Aug 9, 2017
The cat, whose thick orange hair often lay matted and knotted against his body after his lackluster attempts at self-grooming, could never poop when he left the house. Any time Kacie and I left for the weekend and dropped him off at a cat hotel, he would sit frightened in the corner of his carrier until I coaxed him out, while the kennel employee, often a young woman, crouched nearby, watching us, giving us encouraging coos. Eventually I would have to pull him out the last few inches, grabbing him by the belly as he struggled to gain a foothold on anything that could keep him in the carrier. He never meowed, even in times of great stress like this; he would just get a wild and frightened look in his eyes as he scanned for an exit. After depositing him in his temporary cage I would wave goodbye, smile encouragingly at the young woman, and be off. Then he would not poop for two days.
I am the same way. I cannot poop on any day in which I travel. I'll feel the need; I'll try. But I won't be able to poop. Something inside me will have sensed the difference, the change in surroundings, and interpreted it as danger: a whole complex of muscles will have tightened, tensed, preparing for action and in the process closed off my sphincter. Sitting still, grunting, for a period of time is a luxury my body is convinced it cannot afford. Even after years of mindfulness practice, this is a reaction whose reasoning I don't have access to. There's nothing conscious I can sense, nor, after careful probing, unconscious, that explicates this bracing. It seems entirely physical.
The tightness in my throat seemed to be of the same nature. For a while I thought it was actually a physical ailment - the hard knot in my throat that curled up and was sometimes so painful it caused me to gag was probably a cancerous lump. One night, in college, I gagged and gagged until I started spitting up blood. I went to the hospital; predictably, they said there was nothing wrong with me. Perhaps a stomach bug, they said, and the bile had worn at the lining of my throat.
I took it as a fact of life, but it constantly pulled me away from wherever I was and absorbed me in its world, stirred up worry and fear that there was something wrong with me, something fundamental, there was no better evidence than this, that I was in constant pain. I was different from other people, worse, damaged.
The first psychiatrist I saw to get a prescription for antidepressants was a kooky old man who saw patients out of his house in the north Berkeley hills. I biked up there - at the time I biked everywhere - and was sweating profusely by the time I arrived.
"Did you look me up like I told you to?" was one of the first things he asked.
"Um, a little"
"Well you should always look up the people you're going to see. Me, you see, I'm a radical skeptic. If you had looked me up, you would have found this article I just wrote. Here, take a look."
He pulled out a copy of Radical Skeptic magazine, with a picture of a UFO on the front. Uh oh, I thought. I just wanted this to be over as fast as possible. I didn't even want to take the medication, it was only after having worked in therapy for several months that I began to see the need for it. I still retained a streak of Puritanism from my upbringing - the only real good in life comes from work and suffering; anything easy was suspect.

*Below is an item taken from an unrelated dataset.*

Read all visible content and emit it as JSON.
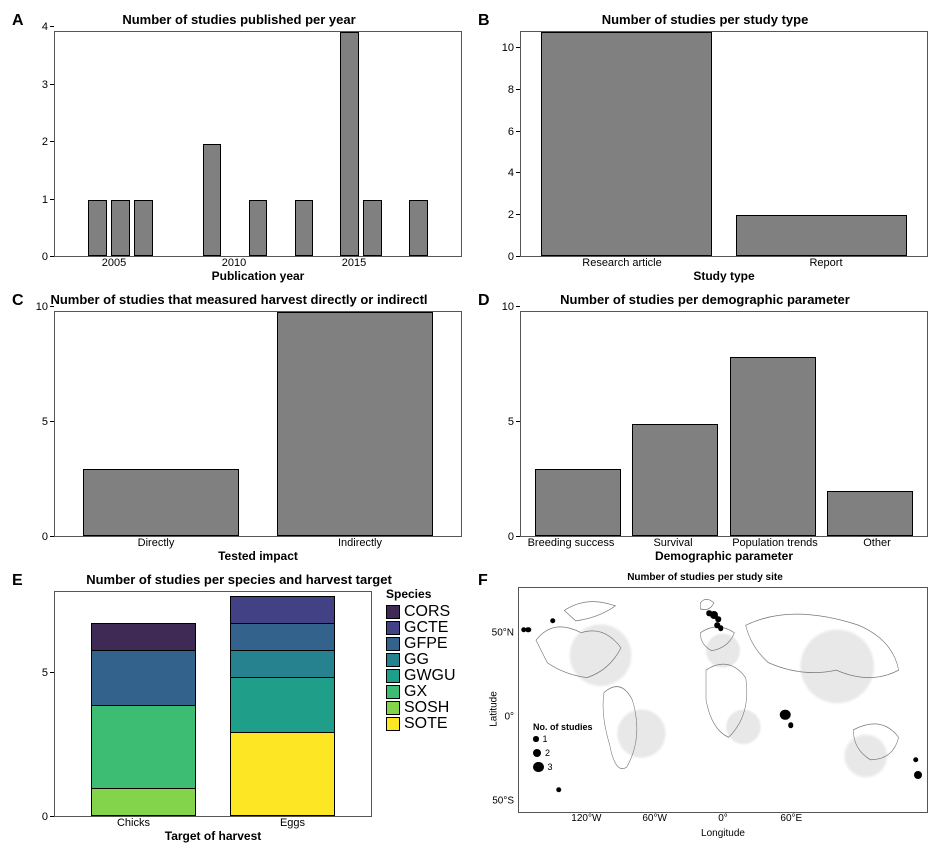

He droned on, finally getting around to asking me what I was looking for here, and asked me to describe what I meant by "depression". I explained, eventually getting to the tightness in my throat and chest.
"And when do you feel it?" he asked.
"All the time," I answered.
"All the time? Really? Even right now?"
"Well that's ridiculous. You're not under any stress right now."
That visit didn't go well.
A decade later, after years of therapy and medication and mindfulness practice, I began to be able to see the knot form. It would start, actually, with a clenching of my jaw, in anticipation of some event - seeing my mother for example. I would periodically become aware of the pressure on my molars, and then notice that the muscles around my jaw and up my cheekbones had tightened; they were tensed in anticipation. After a day or so the muscles on the bottom of my chin would start to constrict, and eventually, that old familiar spot on the left side of my adam's apple would start to ache with a sharp pain. Just like the cat, my body braced itself of its own accord, under its own volition, entirely apart from my conscious control. There was nothing I could "do" to alter this behavior; I could only watch. But that's the beauty of mindfulness - in watching we transcend. My conscious mind wants nothing more than to escape, to avoid the pain. With a still mind I've been able to watch it unfold, to trace the progress of a whole host of interconnected muscles tightening and tensing. And somehow, the spread of these fires has started to lessen.
Originally posted on Google+